## What you need to do
Reproduce each line of the entries that carries "mention".

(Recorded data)
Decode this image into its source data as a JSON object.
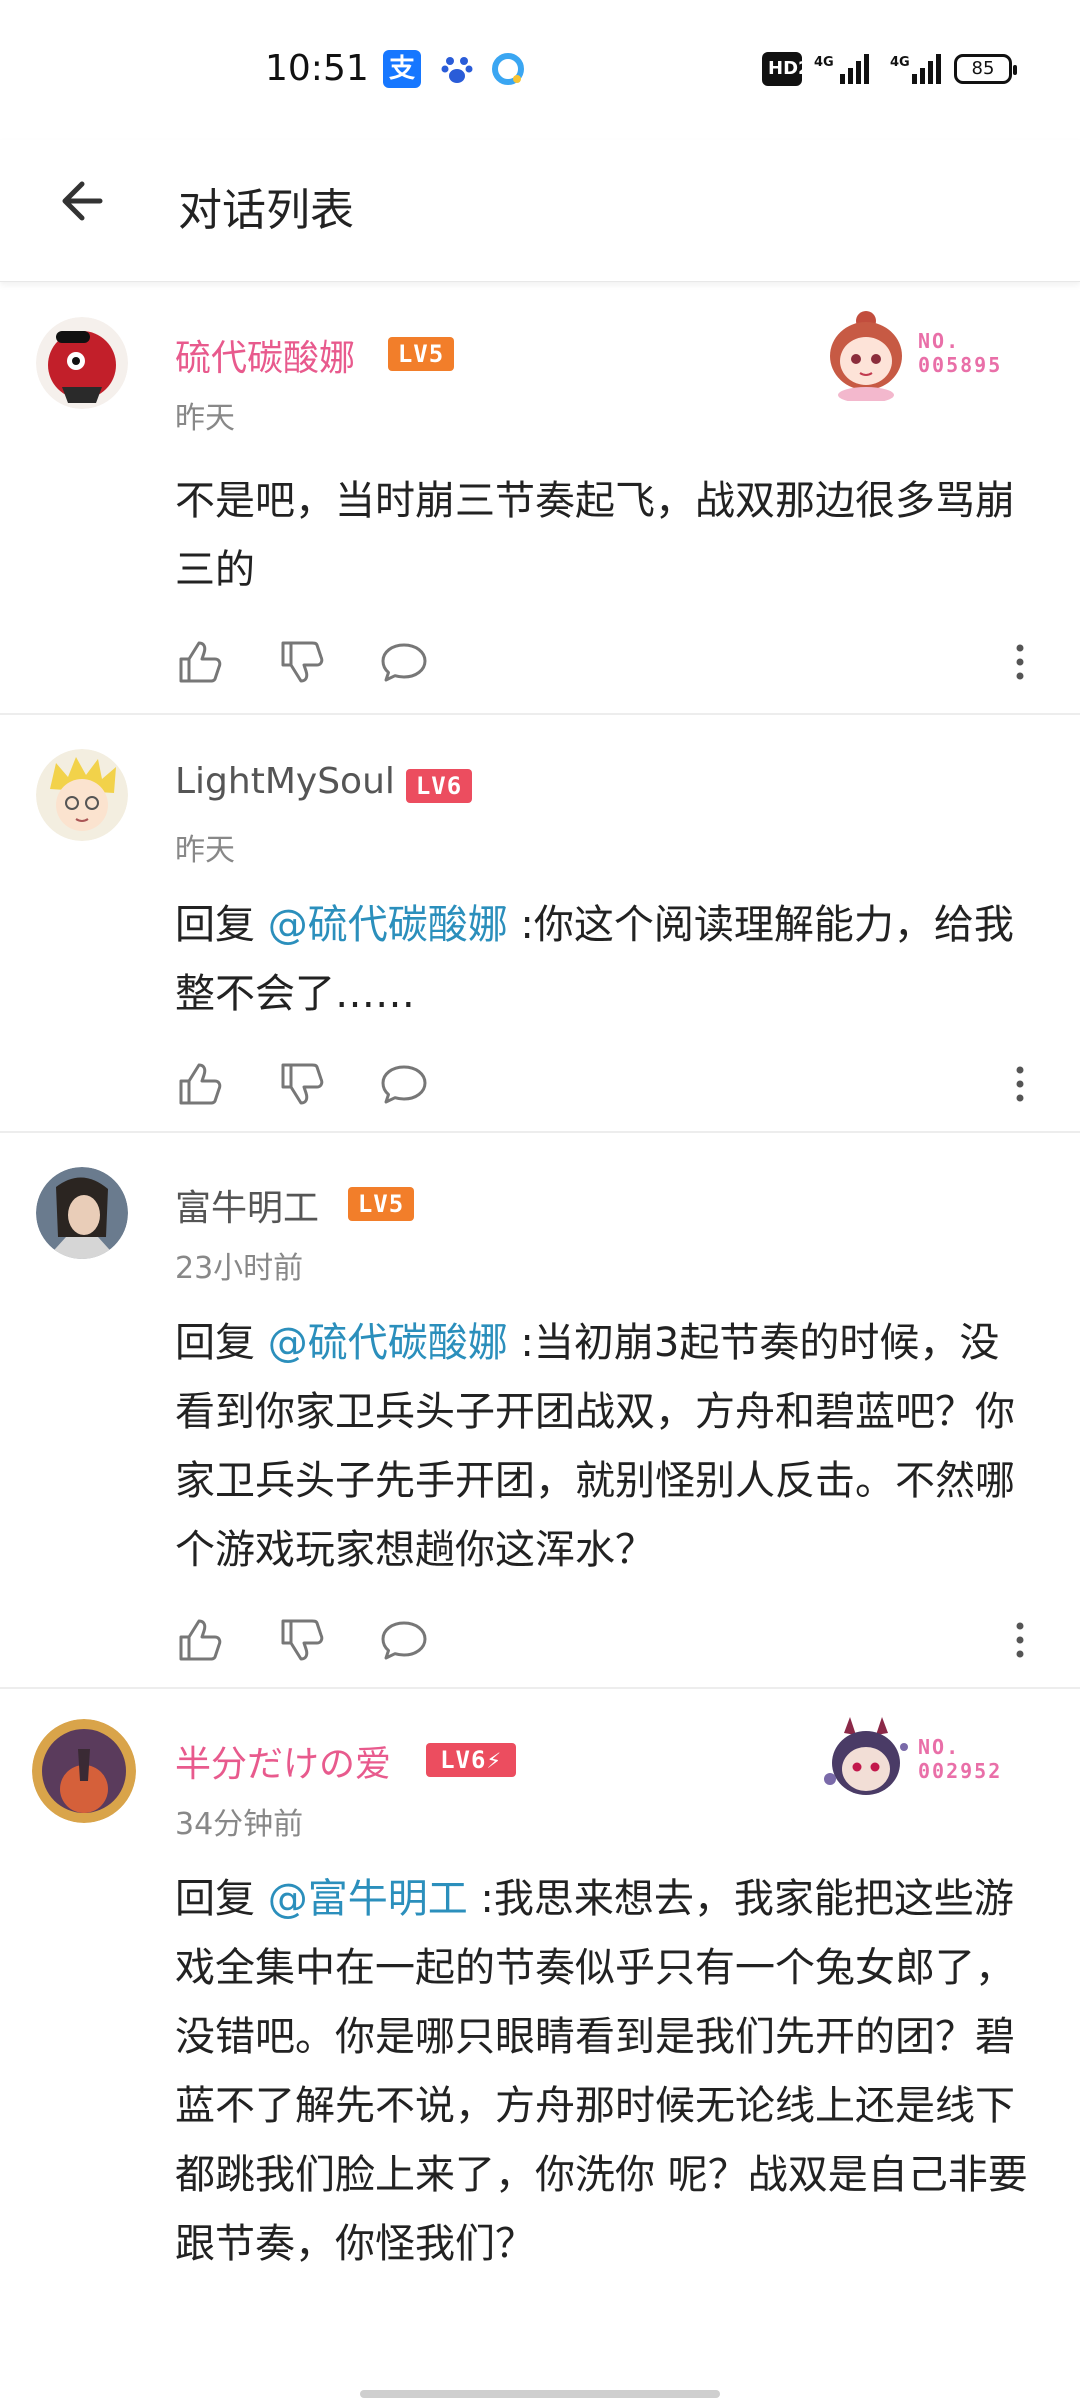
{
  "status_bar": {
    "time": "10:51",
    "hd_label": "HD2",
    "signal1": "⁴ᴳıl",
    "signal2": "⁴ᴳıl",
    "battery": "85"
  },
  "header": {
    "title": "对话列表"
  },
  "comments": [
    {
      "username": "硫代碳酸娜",
      "name_color": "#e85a8d",
      "level": "LV5",
      "time": "昨天",
      "text": "不是吧，当时崩三节奏起飞，战双那边很多骂崩三的",
      "badge_no": "NO.",
      "badge_num": "005895"
    },
    {
      "username": "LightMySoul",
      "level": "LV6",
      "time": "昨天",
      "reply_prefix": "回复 ",
      "mention": "@硫代碳酸娜",
      "text": " :你这个阅读理解能力，给我整不会了……"
    },
    {
      "username": "富牛明工",
      "level": "LV5",
      "time": "23小时前",
      "reply_prefix": "回复 ",
      "mention": "@硫代碳酸娜",
      "text": " :当初崩3起节奏的时候，没看到你家卫兵头子开团战双，方舟和碧蓝吧？你家卫兵头子先手开团，就别怪别人反击。不然哪个游戏玩家想趟你这浑水？"
    },
    {
      "username": "半分だけの爱",
      "name_color": "#e85a8d",
      "level": "LV6⚡",
      "time": "34分钟前",
      "reply_prefix": "回复 ",
      "mention": "@富牛明工",
      "text": " :我思来想去，我家能把这些游戏全集中在一起的节奏似乎只有一个兔女郎了，没错吧。你是哪只眼睛看到是我们先开的团？碧蓝不了解先不说，方舟那时候无论线上还是线下都跳我们脸上来了，你洗你  呢？战双是自己非要跟节奏，你怪我们？",
      "badge_no": "NO.",
      "badge_num": "002952"
    }
  ],
  "colors": {
    "pink_name": "#e85a8d",
    "mention": "#2b8fbc",
    "lv5": "#f27e2a",
    "lv6": "#ec4d5f"
  },
  "icons": [
    "back-arrow-icon",
    "thumb-up-icon",
    "thumb-down-icon",
    "comment-bubble-icon",
    "more-vertical-icon"
  ]
}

## Response to this exercise
      "mention": "@硫代碳酸娜",
      "mention": "@硫代碳酸娜",
      "mention": "@富牛明工",
    "mention": "#2b8fbc",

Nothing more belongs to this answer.